Sakahara’s family members had sought the retrial in a second appeal.

The credibility of his confession was the key issue in the trial, given the lack of material evidence directly linking him to the crime.

Negatives of photographs taken during police investigations were newly presented as evidence in the second appeal.

The judge focused on how police recreated the disposal of the liquor shop owner’s body in its investigation. According to the guilty ruling, Sakahara reenacted the disposal, carrying a doll, in a smooth way.
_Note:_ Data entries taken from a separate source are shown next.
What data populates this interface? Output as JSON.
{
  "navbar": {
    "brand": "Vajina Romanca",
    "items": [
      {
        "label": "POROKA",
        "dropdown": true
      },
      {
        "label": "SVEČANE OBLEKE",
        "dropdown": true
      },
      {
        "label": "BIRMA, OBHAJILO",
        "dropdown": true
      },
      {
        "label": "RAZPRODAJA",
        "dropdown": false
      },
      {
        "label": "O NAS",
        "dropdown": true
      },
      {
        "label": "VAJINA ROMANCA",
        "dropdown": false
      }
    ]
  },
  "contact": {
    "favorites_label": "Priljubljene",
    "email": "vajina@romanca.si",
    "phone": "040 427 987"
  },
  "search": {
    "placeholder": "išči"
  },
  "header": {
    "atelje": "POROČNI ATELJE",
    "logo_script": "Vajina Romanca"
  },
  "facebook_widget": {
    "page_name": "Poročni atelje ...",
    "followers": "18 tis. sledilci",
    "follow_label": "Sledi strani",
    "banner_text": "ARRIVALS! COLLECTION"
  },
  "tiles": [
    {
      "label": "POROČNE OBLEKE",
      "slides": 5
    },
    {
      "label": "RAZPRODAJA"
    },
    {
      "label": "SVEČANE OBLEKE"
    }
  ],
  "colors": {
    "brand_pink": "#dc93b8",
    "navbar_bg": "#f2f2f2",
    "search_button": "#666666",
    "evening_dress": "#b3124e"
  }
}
But as the negatives included shots that alternated between those with a doll and those without it, the judge pointed out that the shots “likely took considerable effort and time” to take.

“It created room to cast doubts over whether the investigation was conducted voluntarily, including the possibility of (Sakahara) being influenced,” he said.

The negatives presented in the second appeal included photographs that prosecutors had used as evidence of Sakahara having led police to the site where they retrieved the stolen cashbox.

The photos were found to have been taken on the way back from the site instead of on the way to it, leading Otsu District Court to find in 2018 that police may have given Sakahara hints about where the site was and that he was able to find the location after cooperating with them.

But the judge determined that the importance of the fact that Sakahara was able to reach the site of the cashbox discovery had not changed, saying that the district court’s decision was unreasonable and could not be supported.

The high court also did not uphold the district court’s finding that Sakahara’s confession was not made voluntarily.

According to lawyers, the 2018 ruling by Otsu District Court was the first since World War II to grant a retrial for a deceased convict who had been sentenced to an indefinite term or death.

In March last year, Osaka High Court conducted the first on-site investigation by a judge in a retrial appeal.

Sakahara’s son Koji, 61, told a press conference following the high court ruling that he hopes a retrial is held and a not guilty ruling is handed down as soon as possible.